The raiders, meanwhile, were delighted with their recent acquisitions—the civilian drovers as well as the cattle. “The Federal herders of the cattle proved very useful,” wrote one of the Rebels, “and served their new masters as well and apparently as readily as if these had been their original employers. When the oxen became troublesome, showing an inclination to stray into the fields and make delay, the herders, cracking their long lashes, sounding like pistol-shots, would quickly bring them back, though it must be confessed a trooper always rode alongside…to insure loyalty.”
“The command returned to their old quarters after an absence of three days, during which they had marched upward of 100 miles, defeating the enemy in two fights, and bringing from his lines in safety a large amount of captured property, together with 304 prisoners,” Hampton summarized in his report to Robert E. Lee. “Of the 2,486 cattle captured 2,468 have been brought in, and I hope [to] get the few remaining ones. Three guidons were taken and eleven wagons brought in safely, several others having been destroyed. Three camps of the enemy were burned, after securing from them some very valuable stores, including quite a number of blankets. My loss was 10 killed, 47 wounded, and 4 missing.” Hampton took one of the Henry repeaters for his own use, carving his name in the stock.

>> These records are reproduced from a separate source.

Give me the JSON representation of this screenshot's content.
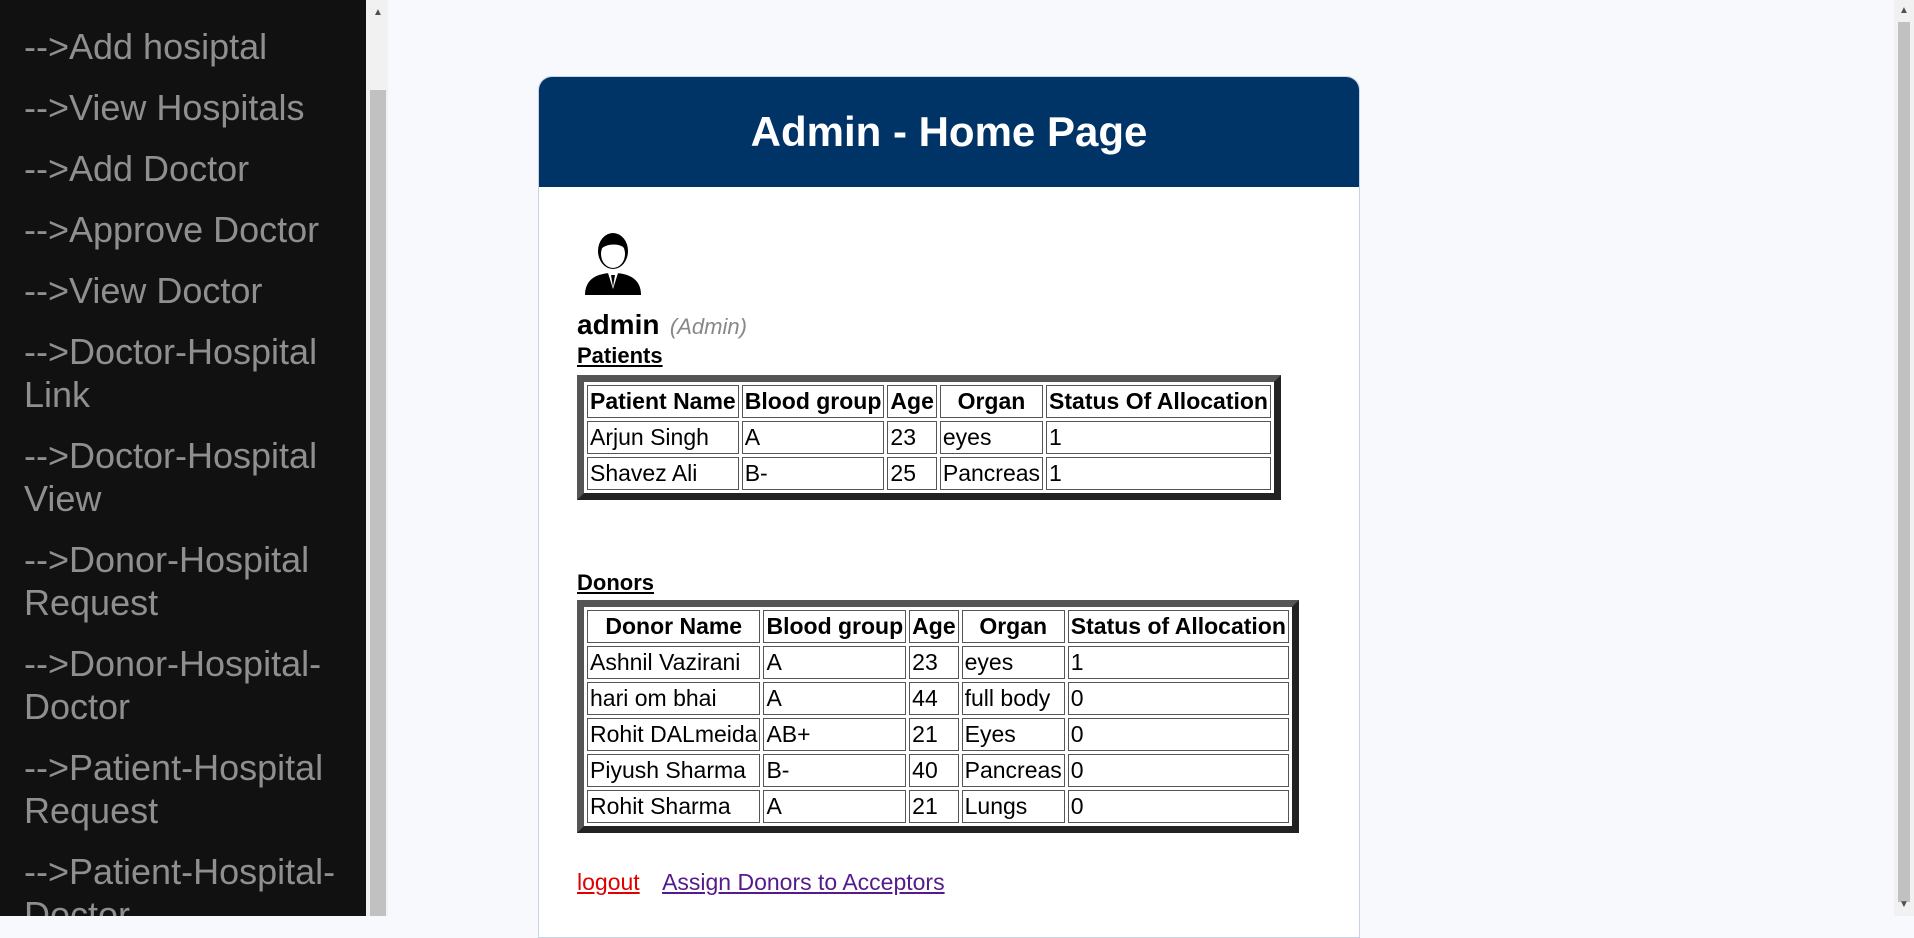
{
  "sidebar": {
    "items": [
      {
        "label": "-->Add hosiptal"
      },
      {
        "label": "-->View Hospitals"
      },
      {
        "label": "-->Add Doctor"
      },
      {
        "label": "-->Approve Doctor"
      },
      {
        "label": "-->View Doctor"
      },
      {
        "label": "-->Doctor-Hospital Link"
      },
      {
        "label": "-->Doctor-Hospital View"
      },
      {
        "label": "-->Donor-Hospital Request"
      },
      {
        "label": "-->Donor-Hospital-Doctor"
      },
      {
        "label": "-->Patient-Hospital Request"
      },
      {
        "label": "-->Patient-Hospital-Doctor"
      }
    ]
  },
  "header": {
    "title": "Admin - Home Page"
  },
  "user": {
    "name": "admin",
    "role": "(Admin)",
    "avatar_icon": "user-avatar-icon"
  },
  "patients": {
    "title": "Patients",
    "columns": [
      "Patient Name",
      "Blood group",
      "Age",
      "Organ",
      "Status Of Allocation"
    ],
    "rows": [
      [
        "Arjun Singh",
        "A",
        "23",
        "eyes",
        "1"
      ],
      [
        "Shavez Ali",
        "B-",
        "25",
        "Pancreas",
        "1"
      ]
    ]
  },
  "donors": {
    "title": "Donors",
    "columns": [
      "Donor Name",
      "Blood group",
      "Age",
      "Organ",
      "Status of Allocation"
    ],
    "rows": [
      [
        "Ashnil Vazirani",
        "A",
        "23",
        "eyes",
        "1"
      ],
      [
        "hari om bhai",
        "A",
        "44",
        "full body",
        "0"
      ],
      [
        "Rohit DALmeida",
        "AB+",
        "21",
        "Eyes",
        "0"
      ],
      [
        "Piyush Sharma",
        "B-",
        "40",
        "Pancreas",
        "0"
      ],
      [
        "Rohit Sharma",
        "A",
        "21",
        "Lungs",
        "0"
      ]
    ]
  },
  "links": {
    "logout": "logout",
    "assign": "Assign Donors to Acceptors"
  },
  "colors": {
    "header_bg": "#003366",
    "sidebar_bg": "#111111",
    "sidebar_text": "#8f8f8f",
    "logout": "#e00000",
    "assign": "#551a8b"
  }
}
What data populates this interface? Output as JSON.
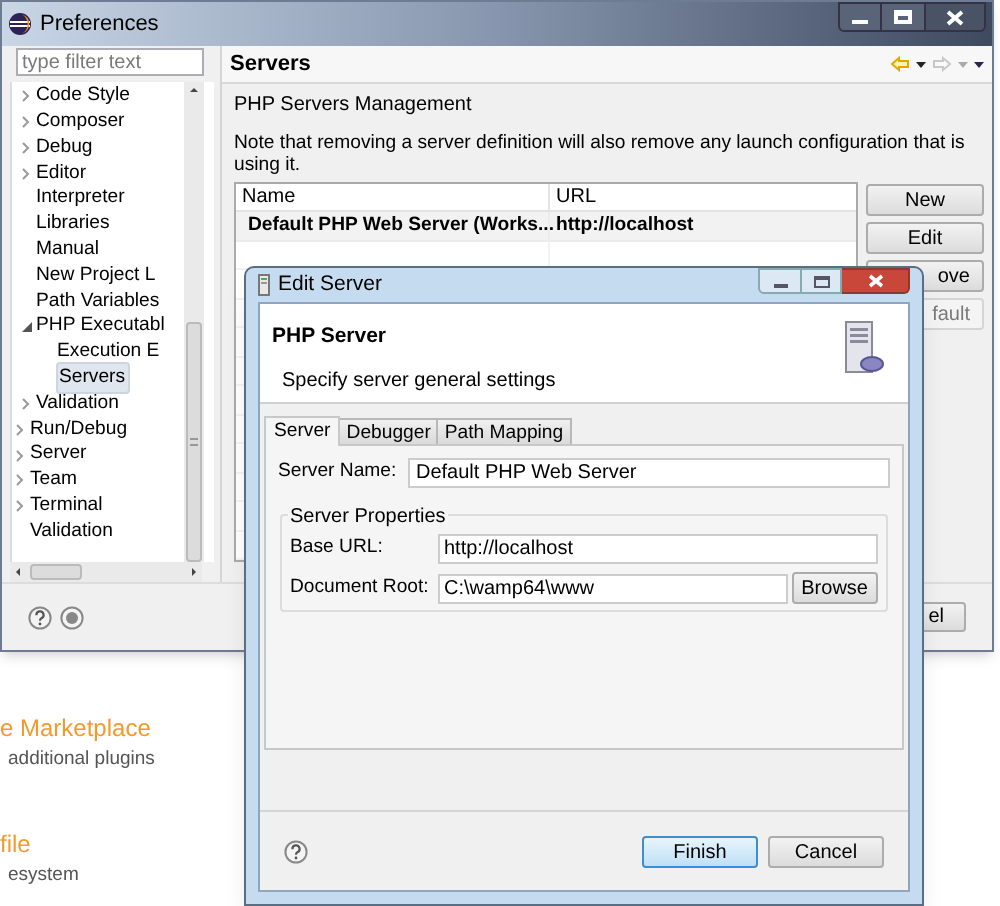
{
  "background": {
    "links": [
      {
        "title": "e Marketplace",
        "subtitle": "additional plugins"
      },
      {
        "title": "file",
        "subtitle": "esystem"
      }
    ]
  },
  "preferences": {
    "title": "Preferences",
    "filter": {
      "placeholder": "type filter text"
    },
    "tree": [
      {
        "children": [
          {
            "label": "Code Style",
            "expanded": false,
            "selected": false
          },
          {
            "label": "Composer",
            "expanded": false,
            "selected": false
          },
          {
            "label": "Debug",
            "expanded": false,
            "selected": false
          },
          {
            "label": "Editor",
            "expanded": false,
            "selected": false
          },
          {
            "label": "Interpreter",
            "selected": false
          },
          {
            "label": "Libraries",
            "selected": false
          },
          {
            "label": "Manual",
            "selected": false
          },
          {
            "label": "New Project L",
            "selected": false
          },
          {
            "label": "Path Variables",
            "selected": false
          },
          {
            "label": "PHP Executabl",
            "expanded": true,
            "selected": false,
            "children": [
              {
                "label": "Execution E",
                "selected": false
              },
              {
                "label": "Servers",
                "selected": true
              }
            ]
          },
          {
            "label": "Validation",
            "expanded": false,
            "selected": false
          }
        ]
      },
      {
        "label": "Run/Debug",
        "expanded": false,
        "selected": false
      },
      {
        "label": "Server",
        "expanded": false,
        "selected": false
      },
      {
        "label": "Team",
        "expanded": false,
        "selected": false
      },
      {
        "label": "Terminal",
        "expanded": false,
        "selected": false
      },
      {
        "label": "Validation",
        "selected": false
      }
    ],
    "page": {
      "title": "Servers",
      "subtitle": "PHP Servers Management",
      "note": "Note that removing a server definition will also remove any launch configuration that is using it.",
      "table": {
        "columns": [
          "Name",
          "URL"
        ],
        "rows": [
          {
            "name": "Default PHP Web Server (Works...",
            "url": "http://localhost"
          }
        ]
      },
      "buttons": [
        {
          "label": "New",
          "disabled": false
        },
        {
          "label": "Edit",
          "disabled": false
        },
        {
          "label": "ove",
          "disabled": false
        },
        {
          "label": "fault",
          "disabled": true
        }
      ]
    },
    "footer_buttons": [
      {
        "label": "el"
      }
    ]
  },
  "dialog": {
    "title": "Edit Server",
    "header": {
      "title": "PHP Server",
      "subtitle": "Specify server general settings"
    },
    "tabs": [
      {
        "label": "Server",
        "selected": true
      },
      {
        "label": "Debugger",
        "selected": false
      },
      {
        "label": "Path Mapping",
        "selected": false
      }
    ],
    "server_name": {
      "label": "Server Name:",
      "value": "Default PHP Web Server"
    },
    "group": {
      "title": "Server Properties",
      "fields": [
        {
          "label": "Base URL:",
          "value": "http://localhost"
        },
        {
          "label": "Document Root:",
          "value": "C:\\wamp64\\www",
          "button": "Browse"
        }
      ]
    },
    "buttons": [
      {
        "label": "Finish",
        "default": true
      },
      {
        "label": "Cancel",
        "default": false
      }
    ]
  }
}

Shortly after the raid, a reporter allegedly asked General Ulysses Grant when he anticipated defeating General Lee. “Never, if our armies continue to supply him with beef cattle,” Grant replied. Grant later referred to the raid as “a fair capture,” and noted the cattle “were sufficiently needed by the Confederates.” President Lincoln reportedly called it “the slickest piece of cattle stealing” he had ever heard of.
In 1966 Hollywood produced a film based on the Beefsteak Raid. Alvarez Kelly starred Richard Widmark as the Rosser character and featured William Holden as a Mexican-Irish rancher forced to help the Rebels rustle the Yankee cattle. Despite its dramatic plots and subplots, the movie is a pale imitation of the actual raid, which not only supplied the Southern troops with much-needed food, but boosted Southern morale as well. For months to come, Rebel soldiers would taunt the foe across the picket lines by offering them beefsteaks—or simply mooing.
Historian Ron Soodalter is also a flamenco guitarist, scrimshander and folklorist.
Originally published in the September 2010 issue of America’s Civil War. To subscribe, click here.